I used to work in marketing. I was in account service in small marketing agencies working with big corporate clients. After graduating from college I was ambitious, driven to get that job, work the hours, meet the people, learn from the pros, climb that ladder. I hadn’t been many places outside of my native New England, but once I made the money I was going to travel.
I liked the work and I felt like I was pretty good at what I did–taking care of my clients and helping them reach their business goals through the creation and execution of their marketing programs. I was dedicated, working upward of 60 hours a week. But something started to shift in me.
I remember one project and one client in particular. It was a fun online product for which I set up timelines to complete the work by their assigned due date and within their allotted budget. This client would not honor the deadlines I put in place, submitting round after round of changes which in turn racked up more and more charges from us. In the end, despite my warnings and proper documentation of the additional work required, this didn’t seem to be an issue as the project went almost $100,000 over budget. Yes, this was an important tool they were creating for their business and would bring great value to their employees around the world. But that feeling of waste, of undisciplined spending left me feeling extremely uneasy. $100,000 was a drop in the bucket of the financial worth of this giant corporation…but imagine what could be done with $100,ooo for people around the world! Imagine the impact this kind of money could have!
I started to recognize this kind of exorbitant spending all around me. How much commercial spots cost during prime time television, the amount of dollars poured in to events like the Super Bowl or the Oscars. Sure, the giant corporations make a big impact philanthropically as well, but the layers and layers of people and budgets and fluff were aggravating a newly developed tick in me.
When I became pregnant for the first time and had to make the decision to go back to this work or to stay home with my child, the answer–although not easy–was simple. No way could I go back.

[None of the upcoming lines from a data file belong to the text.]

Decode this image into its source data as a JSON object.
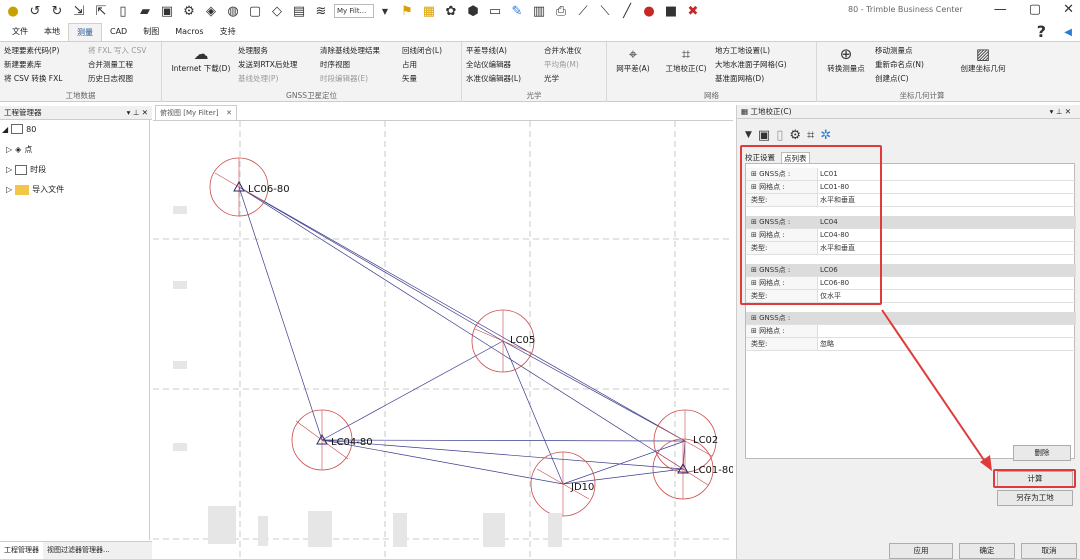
{
  "window": {
    "title": "80 - Trimble Business Center"
  },
  "qat": {
    "filter_value": "My Filt..."
  },
  "menu_tabs": [
    "文件",
    "本地",
    "测量",
    "CAD",
    "制图",
    "Macros",
    "支持"
  ],
  "active_tab": "测量",
  "ribbon": {
    "survey_data": {
      "label": "工地数据",
      "items": [
        "处理要素代码(P)",
        "将 FXL 写入 CSV",
        "新建要素库",
        "合并测量工程",
        "将 CSV 转换 FXL",
        "历史日志视图"
      ]
    },
    "gnss": {
      "label": "GNSS卫星定位",
      "internet_download": "Internet 下载(D)",
      "items": [
        "处理服务",
        "清除基线处理结果",
        "回线闭合(L)",
        "发送到RTX后处理",
        "时序视图",
        "占用",
        "基线处理(P)",
        "时段编辑器(E)",
        "矢量"
      ]
    },
    "optical": {
      "label": "光学",
      "items": [
        "平差导线(A)",
        "合并水准仪",
        "全站仪编辑器",
        "平均角(M)",
        "水准仪编辑器(L)",
        "光学"
      ]
    },
    "network": {
      "label": "网络",
      "adjust": "网平差(A)",
      "calibrate": "工地校正(C)",
      "items": [
        "地方工地设置(L)",
        "大地水准面子网格(G)",
        "基准面网格(D)"
      ]
    },
    "cogo": {
      "label": "坐标几何计算",
      "convert": "转换测量点",
      "items": [
        "移动测量点",
        "重新命名点(N)",
        "创建点(C)"
      ],
      "create_geom": "创建坐标几何"
    }
  },
  "left_panel": {
    "title": "工程管理器",
    "tree": [
      {
        "label": "80"
      },
      {
        "label": "点"
      },
      {
        "label": "时段"
      },
      {
        "label": "导入文件"
      }
    ],
    "bottom_tabs": [
      "工程管理器",
      "视图过滤器管理器..."
    ]
  },
  "plan_view": {
    "tab_label": "俯视图 [My Filter]",
    "points": [
      "LC06-80",
      "LC05",
      "LC04-80",
      "JD10",
      "LC02",
      "LC01-80"
    ]
  },
  "calibration_panel": {
    "title": "工地校正(C)",
    "subtabs": [
      "校正设置",
      "点列表"
    ],
    "groups": [
      {
        "gnss_label": "GNSS点 :",
        "gnss": "LC01",
        "grid_label": "网格点 :",
        "grid": "LC01-80",
        "type_label": "类型:",
        "type": "水平和垂直"
      },
      {
        "gnss_label": "GNSS点 :",
        "gnss": "LC04",
        "grid_label": "网格点 :",
        "grid": "LC04-80",
        "type_label": "类型:",
        "type": "水平和垂直"
      },
      {
        "gnss_label": "GNSS点 :",
        "gnss": "LC06",
        "grid_label": "网格点 :",
        "grid": "LC06-80",
        "type_label": "类型:",
        "type": "仅水平"
      },
      {
        "gnss_label": "GNSS点 :",
        "gnss": "",
        "grid_label": "网格点 :",
        "grid": "",
        "type_label": "类型:",
        "type": "忽略"
      }
    ],
    "buttons": {
      "delete": "删除",
      "compute": "计算",
      "save_as_site": "另存为工地",
      "apply": "应用",
      "ok": "确定",
      "cancel": "取消"
    }
  },
  "colors": {
    "highlight": "#e03a3a",
    "accent": "#1a4d8f"
  }
}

I had experienced a deep shift in my core values. It wasn’t a shift from “bad to good.” I had valued professional growth very highly. I had valued promotions and raises. I had valued the power that came along with leading a team, managing huge amounts of money, and successfully executing a plan. I felt important with my suits, my business travel, my expense account.
And none of this was bad.
My values now, 14 years later, are quite different. I value personal growth (in which one can find professional growth), I believe in supporting small businesses, I believe that small impacts are just as meaningful as huge impacts. I still want to travel, but that desire is framed differently than when I was fresh out of college. I want to experience other cultures, adopt a stronger world-view, a oneness amongst all living things. I want to help those less fortunate than me, and I feel I can do that with my time, my energy, AND my money.
All of this is good.
Our core values are going to shift as we grow and develop as human beings. It’s important that we check in with them and make sure the actions we are taking in our lives are in alignment with what is most important to us, or else we’ll find ourselves working in jobs that don’t fulfill us, using our resources in ways that deplete us, and staying in relationships that don’t inspire us.
When we know what lights us up, what we feel passionate about, and when we stay rooted to those tenets and allow them to fuel our choices and our goals, we live with a greater sense of peace. We are not riddled by anxiety or overwhelm. We don’t feel like we’re chasing a carrot that we have no interest in eating anyway. Our lives have purpose, and even when times are challenging, we can be happy.
For a long time I resisted marketing my services as a Feng Shui Consultant, an Aromatherapist, and a Reiki Practitioner. All those years in marketing–I knew what I needed to do, but I was very uncomfortable selling my brand, my self. I had to take a deep look at my current values, what is driving me now. As I get ready to launch my Life Coaching business I am getting really clear on why it is I’m doing this work. I want to be of service. I want to advocate for women. I want to inspire people to examine their own values and the blocks they have set up that are keeping them from their goals and dreams. I feel so passionate that I have something meaningful to bring to the world. And guess what? The idea of marketing is getting exciting again! It’s creative and strategic and fun, especially when the brand I am marketing is me! My own style, my own message, my own mission. It wasn’t the marketing that I had an aversion to after all–it was my WHY.
Spring time is coming. It’s nature’s new beginning, a fresh start. Why don’t you take a look at your values, at your WHYs. Imagine them as seeds you are planting. What do you want to see grow this spring? Be intentional, be mindful. Design a life that inspires you~